The buy-to-let market continues grow at a remarkable rate, according to new figures from leading mortgage lenders Paragon.
Research conducted by Paragon suggests that nearly 20% of homes in Britain are owned by private landlords. It is anticipated that buy-to-let investors will purchase a further million properties within the next five years, as the booming market shows no sign of slowing.
Approximately two million private landlords own and subsequently rent out around five million properties to tenants in the U.K. Official figures from the Government indicate that by the year 2032, over one in three properties will be owned by private landlords.
18 Years of Buy-To-Let
Paragon report is entitled, ’18 years of Buy-to-Let,’ and draws upon information collated since 1996, the year where the investment opportunity came to the fore, with mortgages aimed at private landlords first accessible.
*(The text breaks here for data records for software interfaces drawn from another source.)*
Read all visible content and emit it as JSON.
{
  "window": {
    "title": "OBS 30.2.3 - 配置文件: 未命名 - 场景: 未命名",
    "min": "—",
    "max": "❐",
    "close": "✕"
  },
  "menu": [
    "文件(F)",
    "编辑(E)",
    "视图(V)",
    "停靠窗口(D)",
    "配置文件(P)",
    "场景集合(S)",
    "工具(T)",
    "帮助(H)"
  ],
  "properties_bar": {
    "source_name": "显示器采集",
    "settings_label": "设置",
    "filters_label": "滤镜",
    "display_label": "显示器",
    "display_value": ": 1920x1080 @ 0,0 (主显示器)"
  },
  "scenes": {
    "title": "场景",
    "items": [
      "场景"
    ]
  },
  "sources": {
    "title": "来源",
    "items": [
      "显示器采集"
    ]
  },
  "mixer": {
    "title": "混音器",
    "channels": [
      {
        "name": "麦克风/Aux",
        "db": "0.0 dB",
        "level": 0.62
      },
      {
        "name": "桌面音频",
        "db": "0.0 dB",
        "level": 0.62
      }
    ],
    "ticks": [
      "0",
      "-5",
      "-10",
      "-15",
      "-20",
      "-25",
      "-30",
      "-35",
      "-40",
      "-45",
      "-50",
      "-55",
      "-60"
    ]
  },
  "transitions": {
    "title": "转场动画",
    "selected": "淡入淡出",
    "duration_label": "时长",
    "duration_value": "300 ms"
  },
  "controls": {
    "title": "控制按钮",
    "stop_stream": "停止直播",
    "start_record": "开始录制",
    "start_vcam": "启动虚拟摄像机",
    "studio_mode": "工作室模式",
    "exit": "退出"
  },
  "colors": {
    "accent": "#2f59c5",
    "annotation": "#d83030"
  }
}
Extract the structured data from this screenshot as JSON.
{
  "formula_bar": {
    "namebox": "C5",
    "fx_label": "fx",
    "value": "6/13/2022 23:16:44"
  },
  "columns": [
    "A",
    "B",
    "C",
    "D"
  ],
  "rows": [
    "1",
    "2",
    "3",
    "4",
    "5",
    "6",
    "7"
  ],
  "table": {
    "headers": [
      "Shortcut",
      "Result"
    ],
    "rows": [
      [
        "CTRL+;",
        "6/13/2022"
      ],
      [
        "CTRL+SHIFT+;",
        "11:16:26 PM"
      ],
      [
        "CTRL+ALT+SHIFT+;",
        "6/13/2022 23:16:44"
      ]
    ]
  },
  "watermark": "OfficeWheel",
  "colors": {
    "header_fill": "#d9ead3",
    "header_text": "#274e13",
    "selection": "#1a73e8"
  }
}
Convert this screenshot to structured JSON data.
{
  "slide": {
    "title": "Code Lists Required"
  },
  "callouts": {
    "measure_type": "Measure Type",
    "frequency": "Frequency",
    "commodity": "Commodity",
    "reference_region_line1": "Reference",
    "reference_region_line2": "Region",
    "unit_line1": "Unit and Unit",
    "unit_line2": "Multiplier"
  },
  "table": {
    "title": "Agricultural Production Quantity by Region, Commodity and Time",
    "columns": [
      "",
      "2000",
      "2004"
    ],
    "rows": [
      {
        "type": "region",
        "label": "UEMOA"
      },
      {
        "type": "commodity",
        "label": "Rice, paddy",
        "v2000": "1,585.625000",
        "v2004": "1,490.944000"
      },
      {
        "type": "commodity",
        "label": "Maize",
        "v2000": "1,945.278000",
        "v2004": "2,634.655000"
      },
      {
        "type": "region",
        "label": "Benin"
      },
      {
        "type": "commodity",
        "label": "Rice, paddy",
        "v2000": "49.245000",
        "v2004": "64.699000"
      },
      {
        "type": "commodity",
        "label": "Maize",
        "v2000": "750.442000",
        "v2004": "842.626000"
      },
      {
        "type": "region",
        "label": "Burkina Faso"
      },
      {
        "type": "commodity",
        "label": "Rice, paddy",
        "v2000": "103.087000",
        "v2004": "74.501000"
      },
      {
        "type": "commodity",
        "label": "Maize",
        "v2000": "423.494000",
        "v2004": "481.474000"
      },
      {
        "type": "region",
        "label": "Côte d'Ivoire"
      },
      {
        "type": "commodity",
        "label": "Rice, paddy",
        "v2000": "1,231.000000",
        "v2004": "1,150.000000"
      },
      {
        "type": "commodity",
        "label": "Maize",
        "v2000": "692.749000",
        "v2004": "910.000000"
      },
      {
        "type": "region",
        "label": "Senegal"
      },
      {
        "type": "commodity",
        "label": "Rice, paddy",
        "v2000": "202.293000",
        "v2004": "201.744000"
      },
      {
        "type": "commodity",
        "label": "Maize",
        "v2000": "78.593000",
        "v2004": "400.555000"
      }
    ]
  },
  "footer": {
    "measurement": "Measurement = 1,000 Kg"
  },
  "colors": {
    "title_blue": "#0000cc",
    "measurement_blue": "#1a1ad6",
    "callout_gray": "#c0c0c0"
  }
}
The report indicates that buy-to-let properties are now worth around a total of £1 trillion. Buy-to-let investment accelerated between 2005-2007, with the housing boom leading a number of investors purchasing properties without even viewing them. However, the recession and subsequent banking crisis led to a drop in mortgages forcing young people to rent, thus increasing the number of renters.
Landlords own over half of new homes
Over the last few years, the buy-to-let market has swelled, with mortgage providers indicating an increase of over 20% per year. Landlord loans available are now in excess of 700.
A spokesperson for Paragon embraced the findings of the report, saying, ‘ the creation of buy-to-let has very much been a force for good. It has helped to shape a private rented sector that is fit for purpose and provides choice, value and flexibility for tenants.’
However, the figures have not been welcomed by some young aspiring homeowners, who feel priced out of the housing market. Generation Rent is a group campaigning for tenant and housing reform. Member Dan Wilson said on the report that, ‘This sort of data shows how the market isn’t operating properly and has become a vicious cycle. More people are attracted to buy-to-let which drives up property prices, in turn trapping more tenants into renting for longer. There are parts of the country now where there really is no prospect of home ownership for many people and it is difficult to see how that will change.’